The idea of hanging wallpaper can be a little intimidating, but it’s relatively easy with the right tools and techniques. It takes time and patience, maybe an extra set of hands, but the end result is well worth it. There are different kinds of wallpaper: traditional wallpaper that requires wallpaper paste, pre pasted, and peel and stick. If you tuned in to week 2, you’ll know how excited I was to try this.
I have only ever used the peel and stick kind. This was my first time using prepasted wallpaper. I quickly found my groove, and figured out what was working and what I needed to adjust. This wallpaper technique is simple and anyone can do it with the right tools and a free weekend.
The Wallpaper I Chose
I wanted to add the most amount of character I could to my office and match the rest of the house, BUT on a budget. Enter the bead board wallpaper. This stuff from Graham and Brown looks like the real deal, and is budget friendly. With one roll, I was able to finish half of my room with one roll.
The builtins in the office will also have this pre pasted wallpaper on the back to tie the room together. Don’t make the mistake I did. MEASURE. Measure your room, and order more wallpaper than you think you are going to need.
I only ordered one to start, for some reason, and I had to stop and order two more rolls.
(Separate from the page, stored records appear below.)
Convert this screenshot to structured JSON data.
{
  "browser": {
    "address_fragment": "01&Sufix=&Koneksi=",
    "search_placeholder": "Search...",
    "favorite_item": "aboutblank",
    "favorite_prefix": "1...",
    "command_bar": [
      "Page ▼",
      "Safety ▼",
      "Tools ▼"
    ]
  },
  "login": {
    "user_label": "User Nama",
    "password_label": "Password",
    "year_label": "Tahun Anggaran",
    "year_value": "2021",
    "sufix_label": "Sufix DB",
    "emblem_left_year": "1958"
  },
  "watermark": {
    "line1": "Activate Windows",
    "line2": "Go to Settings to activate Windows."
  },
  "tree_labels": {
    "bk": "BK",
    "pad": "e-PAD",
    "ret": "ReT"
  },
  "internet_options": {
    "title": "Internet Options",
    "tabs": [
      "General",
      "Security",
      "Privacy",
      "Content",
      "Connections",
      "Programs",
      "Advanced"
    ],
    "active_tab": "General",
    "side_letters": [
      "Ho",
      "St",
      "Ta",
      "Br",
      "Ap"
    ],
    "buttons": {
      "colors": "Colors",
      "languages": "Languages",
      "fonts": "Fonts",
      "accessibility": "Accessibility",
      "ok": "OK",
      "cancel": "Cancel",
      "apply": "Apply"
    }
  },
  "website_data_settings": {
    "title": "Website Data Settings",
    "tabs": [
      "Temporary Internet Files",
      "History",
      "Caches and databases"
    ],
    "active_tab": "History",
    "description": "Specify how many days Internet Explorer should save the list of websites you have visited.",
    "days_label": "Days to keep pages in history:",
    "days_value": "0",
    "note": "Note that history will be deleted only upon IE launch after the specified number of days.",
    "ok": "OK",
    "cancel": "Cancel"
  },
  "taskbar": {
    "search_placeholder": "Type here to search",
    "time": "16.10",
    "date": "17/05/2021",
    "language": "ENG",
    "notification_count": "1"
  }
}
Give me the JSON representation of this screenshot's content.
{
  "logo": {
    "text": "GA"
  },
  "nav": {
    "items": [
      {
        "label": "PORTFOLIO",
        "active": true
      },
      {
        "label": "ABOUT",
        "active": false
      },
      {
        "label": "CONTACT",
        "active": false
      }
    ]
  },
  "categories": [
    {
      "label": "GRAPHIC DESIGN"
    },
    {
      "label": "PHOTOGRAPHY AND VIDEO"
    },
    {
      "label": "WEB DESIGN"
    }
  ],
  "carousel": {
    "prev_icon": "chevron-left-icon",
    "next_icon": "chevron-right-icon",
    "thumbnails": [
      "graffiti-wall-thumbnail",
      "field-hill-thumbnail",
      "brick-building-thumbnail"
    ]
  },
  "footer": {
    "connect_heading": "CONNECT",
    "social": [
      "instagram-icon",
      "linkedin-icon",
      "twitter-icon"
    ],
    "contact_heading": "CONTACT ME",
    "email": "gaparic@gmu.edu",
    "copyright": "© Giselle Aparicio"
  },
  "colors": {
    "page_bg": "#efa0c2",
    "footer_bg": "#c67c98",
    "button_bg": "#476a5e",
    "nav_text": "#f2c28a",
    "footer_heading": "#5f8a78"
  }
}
Next thing is to gather all of your supplies. The wallpaper needs to get wet, so grab some kind of plastic sheet or blanket. You may have to trim the the wallpaper so make sure any blades are SHARP. If you try to cut this wallpaper with a dull blade when it’s wet, it will tear.
Other things you may find helpful are:
Prepare Your Walls to Apply the Pre Pasted Wallpaper
My office already had board and batten installed when moved in. I applied this pre pasted wallpaper in between the battens, so my space was already decided.
Before applying the wallpaper, I needed to clean all the dust mess from my walls because I am not the best house keeper. If you are not applying this to an area already sectioned off like me, I recommend drawing a plum line.
We all know walls are janky and never straight, even in my fairly new build home. The plum line makes sure the panels are level. Take your level, mark where to line up the panel and draw a line. Hang the first panel according to this line, and the rest should be line up level with the first one.
Also be sure to remove any outlet and switch covers before wallpapering as well.
Time to Get that Pre Pasted Wallpaper Wet
At first I tried to dunk my panels into a awaiting bin filled with water. The problem is my panel was wider than the bin. It didn’t get all the glue wet, and tore some of the sides in the process. If you follow me on instagram, you will have seen how comical this was in my stories. I also made a reel about it.
I found the easiest way to activate the glue was to use a clean roller and dunk it in the water. Get the back of the paper really good and wet and then fold it over and wait 5 mins to let the glue fully activate.
Let’s Hang 10, or 20 Wallpaper Panels
Once the glue is activated, unfold it and match it to your plum line. When cutting the panels, it is generally recommended to leave a little excess on the top and the bottom. With this particular wallpaper, I had a lot of difficulty trimming the wallpaper, even when fully dry. It kept wanting to tear, so I would peel it up slightly and cut it with scissors.
After I learned this, I tried to cut the panels as close to the length I needed them to be as possible. This just made it easier. Once the wallpaper is where you want it on the wall, take your damp cloth or sponge and smooth out any wrinkles and air bubbles. Repeat this process all the way around the room.
You can use a wallpaper smoothing tool, but I just kept tearing the wallpaper with this technique. Did I mention this wallpaper is delicate? Especially when wet! Repeat this process all the way around the room.
Here’s Where the Razor Blade Came in Handy
Every few panels you will run into an outlet, either a switch or a plug. Make sure to remove all the outlet covers as stated above. When you get to this part, prepare your panel as normal by preparing the glue and letting it sit for 5 mins. Line the seam up with the panel next to the previous one and begin to smooth the wallpaper including over the outlet.
It should stick out a little but because its not flush with the wall. Take your razor blade and cut around the outlet. Use the sponge or rag to smooth the wallpaper around the outlet, cutting off any excess wallpaper with scissors. The glue will get on the outlet, so use the rag or sponge to gently wipe any excess glue off too.
This Step is Extra, But Can Make a Difference
I wanted this bead board wallpaper to look like real paneling, so I wanted to make the seams disappear. There is such a thing as wallpaper seam repair, who knew, but I just used good ole fashioned paintable caulk.
If you are hanging a pre pasted wallpaper that you don’t have to paint, then the seam repair may be the better way to go. It can fix any stubborn spots where the seams aren’t laying flat to the wall for whatever reason.
I caulked all my seams and along all the edges so it looked like one seamless panel on the wall. My hope is you won’t be able to see any seams once its painted.
That’s it for hanging the wallpaper. I still have to build my built ins, but the process should be the same, just in longer pieces. Up next is painting! Come see all the updates by me and all the other guest participants in the One Room Challenge here.